• The problem:
Your copy of the entries must be exact, and it must not include the pictures.
◆ ◆ ◆ ◆ ◆ ◆ ◆
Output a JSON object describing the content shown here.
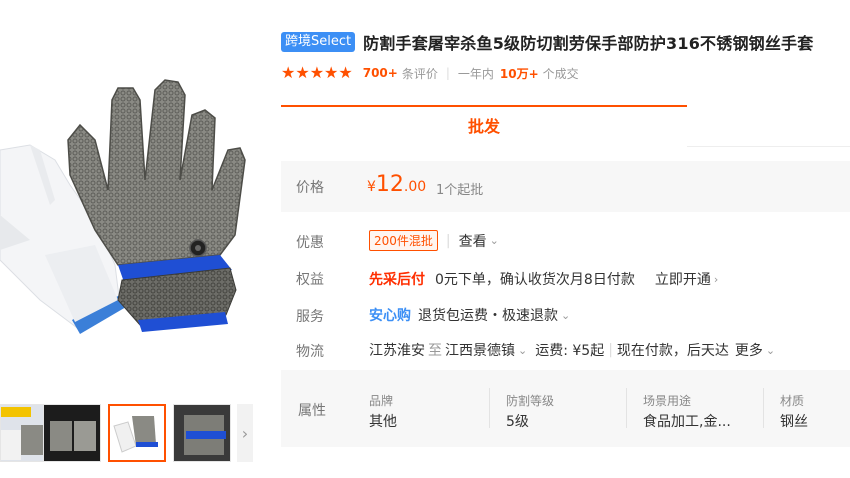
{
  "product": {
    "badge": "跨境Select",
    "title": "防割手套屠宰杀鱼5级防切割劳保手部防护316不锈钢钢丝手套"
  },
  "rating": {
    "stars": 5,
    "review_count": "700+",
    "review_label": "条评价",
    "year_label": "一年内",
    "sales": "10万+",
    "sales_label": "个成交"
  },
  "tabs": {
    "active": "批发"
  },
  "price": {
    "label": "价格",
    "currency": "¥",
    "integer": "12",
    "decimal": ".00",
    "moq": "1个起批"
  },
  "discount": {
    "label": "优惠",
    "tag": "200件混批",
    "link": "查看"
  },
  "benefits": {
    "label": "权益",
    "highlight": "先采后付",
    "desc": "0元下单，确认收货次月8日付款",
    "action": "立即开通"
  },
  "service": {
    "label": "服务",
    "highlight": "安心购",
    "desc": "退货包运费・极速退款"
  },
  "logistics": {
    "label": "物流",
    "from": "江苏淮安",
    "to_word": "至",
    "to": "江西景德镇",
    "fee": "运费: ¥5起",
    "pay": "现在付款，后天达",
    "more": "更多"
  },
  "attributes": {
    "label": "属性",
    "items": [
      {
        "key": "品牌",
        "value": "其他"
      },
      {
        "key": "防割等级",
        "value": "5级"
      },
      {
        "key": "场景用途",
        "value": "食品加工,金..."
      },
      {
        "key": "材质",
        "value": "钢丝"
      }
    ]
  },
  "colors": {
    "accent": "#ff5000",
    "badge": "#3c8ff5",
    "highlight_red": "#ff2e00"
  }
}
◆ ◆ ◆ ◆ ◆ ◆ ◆
• Output of the exercise:
Output a JSON object describing the content shown here.
{
  "product": {
    "badge": "跨境Select",
    "title": "防割手套屠宰杀鱼5级防切割劳保手部防护316不锈钢钢丝手套"
  },
  "rating": {
    "stars": 5,
    "review_count": "700+",
    "review_label": "条评价",
    "year_label": "一年内",
    "sales": "10万+",
    "sales_label": "个成交"
  },
  "tabs": {
    "active": "批发"
  },
  "price": {
    "label": "价格",
    "currency": "¥",
    "integer": "12",
    "decimal": ".00",
    "moq": "1个起批"
  },
  "discount": {
    "label": "优惠",
    "tag": "200件混批",
    "link": "查看"
  },
  "benefits": {
    "label": "权益",
    "highlight": "先采后付",
    "desc": "0元下单，确认收货次月8日付款",
    "action": "立即开通"
  },
  "service": {
    "label": "服务",
    "highlight": "安心购",
    "desc": "退货包运费・极速退款"
  },
  "logistics": {
    "label": "物流",
    "from": "江苏淮安",
    "to_word": "至",
    "to": "江西景德镇",
    "fee": "运费: ¥5起",
    "pay": "现在付款，后天达",
    "more": "更多"
  },
  "attributes": {
    "label": "属性",
    "items": [
      {
        "key": "品牌",
        "value": "其他"
      },
      {
        "key": "防割等级",
        "value": "5级"
      },
      {
        "key": "场景用途",
        "value": "食品加工,金..."
      },
      {
        "key": "材质",
        "value": "钢丝"
      }
    ]
  },
  "colors": {
    "accent": "#ff5000",
    "badge": "#3c8ff5",
    "highlight_red": "#ff2e00"
  }
}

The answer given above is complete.